____ PROVIDED INFORMATION
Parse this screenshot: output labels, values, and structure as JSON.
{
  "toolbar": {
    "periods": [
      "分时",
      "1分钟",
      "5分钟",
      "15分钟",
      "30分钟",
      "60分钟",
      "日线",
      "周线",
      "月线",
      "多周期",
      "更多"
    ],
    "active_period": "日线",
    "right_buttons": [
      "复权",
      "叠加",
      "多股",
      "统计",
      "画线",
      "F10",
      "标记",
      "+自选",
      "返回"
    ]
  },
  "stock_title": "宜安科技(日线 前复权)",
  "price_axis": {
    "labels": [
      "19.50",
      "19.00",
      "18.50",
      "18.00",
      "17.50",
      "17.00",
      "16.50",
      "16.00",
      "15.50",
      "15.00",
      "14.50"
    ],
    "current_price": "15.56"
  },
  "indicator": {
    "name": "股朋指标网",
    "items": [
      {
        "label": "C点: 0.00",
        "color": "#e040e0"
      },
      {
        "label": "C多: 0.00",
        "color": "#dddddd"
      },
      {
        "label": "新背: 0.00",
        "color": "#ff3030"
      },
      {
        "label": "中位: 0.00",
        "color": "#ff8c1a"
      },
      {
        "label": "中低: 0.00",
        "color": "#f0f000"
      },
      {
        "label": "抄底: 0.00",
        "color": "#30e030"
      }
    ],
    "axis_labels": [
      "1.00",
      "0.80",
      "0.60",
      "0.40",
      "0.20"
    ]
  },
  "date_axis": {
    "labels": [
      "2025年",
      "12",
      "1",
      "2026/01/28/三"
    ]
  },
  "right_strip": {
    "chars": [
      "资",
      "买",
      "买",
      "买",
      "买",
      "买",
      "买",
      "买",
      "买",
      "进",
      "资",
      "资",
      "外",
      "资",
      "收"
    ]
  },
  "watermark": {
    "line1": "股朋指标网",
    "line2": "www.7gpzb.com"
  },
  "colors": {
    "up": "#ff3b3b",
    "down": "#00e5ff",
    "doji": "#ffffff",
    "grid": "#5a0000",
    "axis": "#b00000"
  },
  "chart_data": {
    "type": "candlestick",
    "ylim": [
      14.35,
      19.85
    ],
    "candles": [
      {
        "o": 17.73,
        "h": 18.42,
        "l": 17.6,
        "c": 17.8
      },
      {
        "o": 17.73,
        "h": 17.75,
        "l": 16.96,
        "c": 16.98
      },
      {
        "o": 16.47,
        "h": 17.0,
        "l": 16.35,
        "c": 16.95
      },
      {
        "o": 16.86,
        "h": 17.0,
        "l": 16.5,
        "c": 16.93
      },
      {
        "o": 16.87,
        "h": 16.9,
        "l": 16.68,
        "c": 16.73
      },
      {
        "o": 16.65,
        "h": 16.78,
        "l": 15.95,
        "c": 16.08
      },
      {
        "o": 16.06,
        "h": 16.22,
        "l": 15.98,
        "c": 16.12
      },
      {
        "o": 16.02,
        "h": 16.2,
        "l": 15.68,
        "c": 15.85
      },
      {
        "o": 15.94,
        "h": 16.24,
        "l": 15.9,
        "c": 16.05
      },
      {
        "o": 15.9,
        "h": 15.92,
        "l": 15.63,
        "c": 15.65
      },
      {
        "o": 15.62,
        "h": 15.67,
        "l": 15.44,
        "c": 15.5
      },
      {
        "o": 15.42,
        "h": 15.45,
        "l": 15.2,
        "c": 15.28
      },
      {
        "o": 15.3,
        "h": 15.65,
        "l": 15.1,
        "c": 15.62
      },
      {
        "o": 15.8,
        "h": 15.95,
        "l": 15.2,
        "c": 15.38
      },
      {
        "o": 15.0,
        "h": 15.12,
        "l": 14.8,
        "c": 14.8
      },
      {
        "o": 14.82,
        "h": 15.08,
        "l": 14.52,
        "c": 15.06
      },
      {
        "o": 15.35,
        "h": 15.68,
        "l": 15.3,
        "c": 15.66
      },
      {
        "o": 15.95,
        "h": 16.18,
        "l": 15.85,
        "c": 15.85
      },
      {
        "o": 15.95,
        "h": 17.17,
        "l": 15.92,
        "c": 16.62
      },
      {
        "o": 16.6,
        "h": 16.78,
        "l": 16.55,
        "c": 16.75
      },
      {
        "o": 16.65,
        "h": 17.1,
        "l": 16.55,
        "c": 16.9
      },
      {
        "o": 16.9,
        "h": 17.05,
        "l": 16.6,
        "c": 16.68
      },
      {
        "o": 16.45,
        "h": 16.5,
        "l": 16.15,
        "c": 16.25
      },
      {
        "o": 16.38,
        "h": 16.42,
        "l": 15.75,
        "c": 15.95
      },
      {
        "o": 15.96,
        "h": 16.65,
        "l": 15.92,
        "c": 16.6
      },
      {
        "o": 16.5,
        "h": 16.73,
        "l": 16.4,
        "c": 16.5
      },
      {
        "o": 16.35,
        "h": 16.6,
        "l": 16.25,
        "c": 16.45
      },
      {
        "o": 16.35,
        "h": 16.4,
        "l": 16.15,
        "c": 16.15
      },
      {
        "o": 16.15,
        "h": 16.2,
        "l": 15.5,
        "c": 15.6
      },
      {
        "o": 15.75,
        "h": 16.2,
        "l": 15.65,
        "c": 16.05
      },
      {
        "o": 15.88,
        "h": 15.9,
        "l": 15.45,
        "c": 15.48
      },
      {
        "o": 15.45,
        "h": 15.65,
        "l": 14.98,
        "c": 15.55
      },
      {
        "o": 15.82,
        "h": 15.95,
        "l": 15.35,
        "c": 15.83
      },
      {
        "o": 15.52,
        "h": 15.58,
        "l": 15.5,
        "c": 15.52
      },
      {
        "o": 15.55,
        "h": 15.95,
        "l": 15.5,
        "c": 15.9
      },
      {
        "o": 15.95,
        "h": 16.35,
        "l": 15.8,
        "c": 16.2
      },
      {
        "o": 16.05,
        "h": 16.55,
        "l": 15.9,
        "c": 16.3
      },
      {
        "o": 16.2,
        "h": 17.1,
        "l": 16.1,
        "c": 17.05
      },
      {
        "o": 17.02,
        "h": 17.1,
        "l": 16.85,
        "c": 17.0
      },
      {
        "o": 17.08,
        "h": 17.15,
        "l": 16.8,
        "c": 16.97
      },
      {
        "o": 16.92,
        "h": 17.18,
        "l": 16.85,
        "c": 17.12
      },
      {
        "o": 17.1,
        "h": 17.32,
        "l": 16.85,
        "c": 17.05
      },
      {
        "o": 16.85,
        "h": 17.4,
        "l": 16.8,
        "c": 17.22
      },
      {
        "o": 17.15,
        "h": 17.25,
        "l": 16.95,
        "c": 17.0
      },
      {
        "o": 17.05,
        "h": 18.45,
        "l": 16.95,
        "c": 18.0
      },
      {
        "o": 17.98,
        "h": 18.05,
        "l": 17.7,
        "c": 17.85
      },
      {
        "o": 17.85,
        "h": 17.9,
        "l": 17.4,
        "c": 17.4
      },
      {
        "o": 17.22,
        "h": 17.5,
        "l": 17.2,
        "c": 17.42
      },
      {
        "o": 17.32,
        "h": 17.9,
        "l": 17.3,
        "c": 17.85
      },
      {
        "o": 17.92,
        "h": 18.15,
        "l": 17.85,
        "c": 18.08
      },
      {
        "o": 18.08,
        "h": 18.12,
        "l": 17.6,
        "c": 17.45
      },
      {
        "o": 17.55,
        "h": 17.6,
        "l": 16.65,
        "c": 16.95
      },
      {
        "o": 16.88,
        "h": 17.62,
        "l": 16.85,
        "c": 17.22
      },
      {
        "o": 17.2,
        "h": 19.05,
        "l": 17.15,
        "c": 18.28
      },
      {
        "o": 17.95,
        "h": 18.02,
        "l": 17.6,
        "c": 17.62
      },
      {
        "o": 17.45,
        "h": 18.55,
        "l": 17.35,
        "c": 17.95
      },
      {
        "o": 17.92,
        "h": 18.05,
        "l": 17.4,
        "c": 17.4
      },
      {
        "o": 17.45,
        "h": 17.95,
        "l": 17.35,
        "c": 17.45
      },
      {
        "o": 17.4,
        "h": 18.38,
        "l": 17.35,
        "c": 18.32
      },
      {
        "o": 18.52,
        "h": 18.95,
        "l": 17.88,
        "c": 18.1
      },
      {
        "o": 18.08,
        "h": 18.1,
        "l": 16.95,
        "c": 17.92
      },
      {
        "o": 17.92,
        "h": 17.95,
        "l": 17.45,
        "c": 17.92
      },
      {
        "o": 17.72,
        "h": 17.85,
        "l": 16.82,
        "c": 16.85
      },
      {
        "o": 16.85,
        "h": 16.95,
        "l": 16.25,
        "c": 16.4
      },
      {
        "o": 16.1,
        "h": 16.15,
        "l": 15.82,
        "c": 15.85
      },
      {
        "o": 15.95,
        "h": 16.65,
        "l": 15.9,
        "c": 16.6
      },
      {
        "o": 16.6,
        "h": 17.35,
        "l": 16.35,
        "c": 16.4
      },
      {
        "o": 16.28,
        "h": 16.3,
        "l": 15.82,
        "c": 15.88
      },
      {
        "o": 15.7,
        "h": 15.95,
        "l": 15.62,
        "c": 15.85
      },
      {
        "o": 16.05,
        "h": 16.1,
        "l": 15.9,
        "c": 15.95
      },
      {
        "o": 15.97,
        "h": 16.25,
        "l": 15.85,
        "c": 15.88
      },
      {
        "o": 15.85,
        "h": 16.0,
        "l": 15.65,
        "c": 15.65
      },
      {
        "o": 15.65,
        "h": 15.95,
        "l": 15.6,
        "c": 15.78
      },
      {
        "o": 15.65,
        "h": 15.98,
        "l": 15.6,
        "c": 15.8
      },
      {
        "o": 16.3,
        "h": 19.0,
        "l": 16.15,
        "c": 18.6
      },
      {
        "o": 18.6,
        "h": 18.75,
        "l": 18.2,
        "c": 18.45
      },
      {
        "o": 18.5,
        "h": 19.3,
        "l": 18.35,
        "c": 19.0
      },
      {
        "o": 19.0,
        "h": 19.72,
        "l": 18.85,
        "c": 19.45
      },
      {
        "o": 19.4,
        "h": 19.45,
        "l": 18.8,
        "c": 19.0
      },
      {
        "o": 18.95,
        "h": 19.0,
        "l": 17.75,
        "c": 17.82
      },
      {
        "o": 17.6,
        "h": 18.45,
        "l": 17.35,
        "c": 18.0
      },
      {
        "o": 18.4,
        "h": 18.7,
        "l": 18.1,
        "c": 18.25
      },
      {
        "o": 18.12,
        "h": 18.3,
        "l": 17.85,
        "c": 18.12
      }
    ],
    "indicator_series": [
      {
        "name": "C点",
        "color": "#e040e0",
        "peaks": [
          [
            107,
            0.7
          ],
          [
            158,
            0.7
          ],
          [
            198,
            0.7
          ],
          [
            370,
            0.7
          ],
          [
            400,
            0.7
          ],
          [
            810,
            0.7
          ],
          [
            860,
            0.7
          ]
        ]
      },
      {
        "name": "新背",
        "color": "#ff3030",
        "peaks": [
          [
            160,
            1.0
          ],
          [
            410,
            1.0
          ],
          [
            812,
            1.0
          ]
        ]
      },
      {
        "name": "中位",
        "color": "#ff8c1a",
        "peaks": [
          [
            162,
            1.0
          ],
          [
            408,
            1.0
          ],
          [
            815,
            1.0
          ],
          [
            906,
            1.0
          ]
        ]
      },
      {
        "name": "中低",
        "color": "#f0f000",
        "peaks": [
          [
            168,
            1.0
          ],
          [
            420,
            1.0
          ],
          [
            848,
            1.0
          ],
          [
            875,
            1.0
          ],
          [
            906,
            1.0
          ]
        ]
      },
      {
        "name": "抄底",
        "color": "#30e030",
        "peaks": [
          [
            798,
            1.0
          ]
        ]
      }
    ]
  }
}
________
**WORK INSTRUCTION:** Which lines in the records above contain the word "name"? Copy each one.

**ANSWER TO THE PROBLEM:**
    "name": "股朋指标网",
        "name": "C点",
        "name": "新背",
        "name": "中位",
        "name": "中低",
        "name": "抄底",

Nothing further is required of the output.